Refreshed Industry Strategy

COVID-19 has forced us to rethink our industry strategy. COVID-19 has impacted different sectors of our economy in different ways, but reinforces our need to improve productivity and support recovery with the tailored approach outlined in our Industry Strategy.

With this in mind, Cabinet agreed to a refreshed approach to Industry Strategy focussed on two core outcomes.

The first is taking a collaborative and partnership based approach to drive change in our industries that face major transition challenges, whether it is tourism and export education post-Covid, decarbonisation in our energy sector, or overcoming entrenched productivity and workforce challenges in construction.

The second, and the focus for us today, is supporting industries where New Zealand has a competitive advantage, to build clusters of highly productive  firms that can take on global markets.

In this area we’ve prioritised three broad sectors: advanced manufacturing, digital technologies, and food and fibre. The food and fibre sector includes the agritech ITP we’re launching today, as well as work on the primary sector, food and beverage manufacturing, and forestry and wood processing.

Agritech ITP – example of the ITP approach and principles

Our partnership with Agritech New Zealand and the broader sector in the development of this agritech ITP is a good example of this approach.

Through the past 18 months, the agritech industry has carefully guided the direction of this work as it evolved into the plan we have today.

Hundreds of people have participated at workshops and provided ideas and feedback. And I’d like to thank you all for your contributions.

In particular I’d like to acknowledge Agritech New Zealand and the commitment of Peter and Jacqui Wren-Hilton, who have been an integral part of bringing the industry together around this work and getting us to where we are today.

And thanks to all your efforts, this plan does a great job of telling the story of why New Zealand agritech is such an exciting sector, highlighting the breadth of the industry and the level of ingenuity amongst New Zealand firms and researchers.

It sets out the context for New Zealand agritech and tells us where we are today. It details the history of the sector, its importance to New Zealand and its relative position in the world. It outlines the challenges that the sector faces and its advantages and opportunities.

Conclusion and Next steps

Industry policy, often caricatured as picking winners, has been out of fashion in New Zealand since the 1980s. In its place was the idea that the Government simply needed to set good policy foundations and then stand back to watch the market work its magic.

In the decades that followed, the success of the world’s top performing smaller advanced economies – Israel, Singapore, Ireland, Denmark – in raising productivity, growing their competitive advantage, and building world-leading firms, tells us we need to rethink the orthodoxy.

Those countries have been much more hands on, backing winners, and working hand in glove with the private sector to support competitive advantage. The results speak for themselves.

Industry policy is back. The success of our work will depend on the quality of engagement, and whether Government can be smart, agile, and thoughtful; using all the levers available to create the conditions for your industry to realise its potential.

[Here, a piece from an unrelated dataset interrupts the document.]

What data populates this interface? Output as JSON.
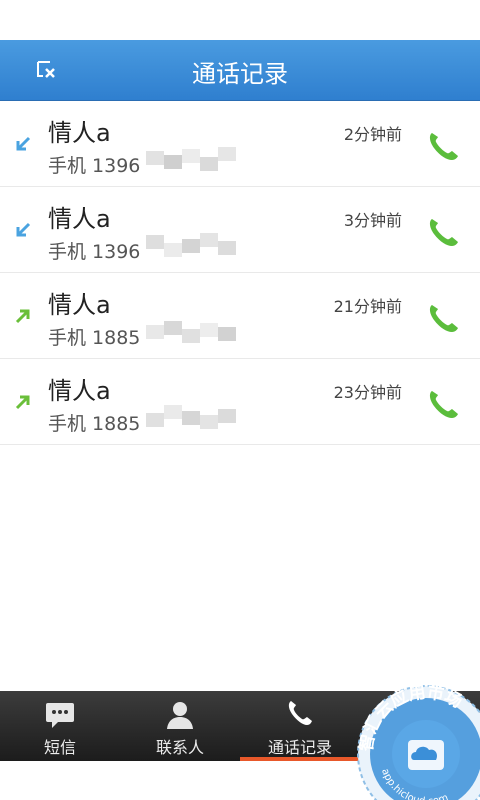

We see today’s launch of the agritech ITP as a very good first step on what we hope will be a long and productive journey together with the agritech sector.

Our task now is to implement this action plan and make our collective vision a reality.

I hope that you will all continue to be a part of that journey.

Thank you.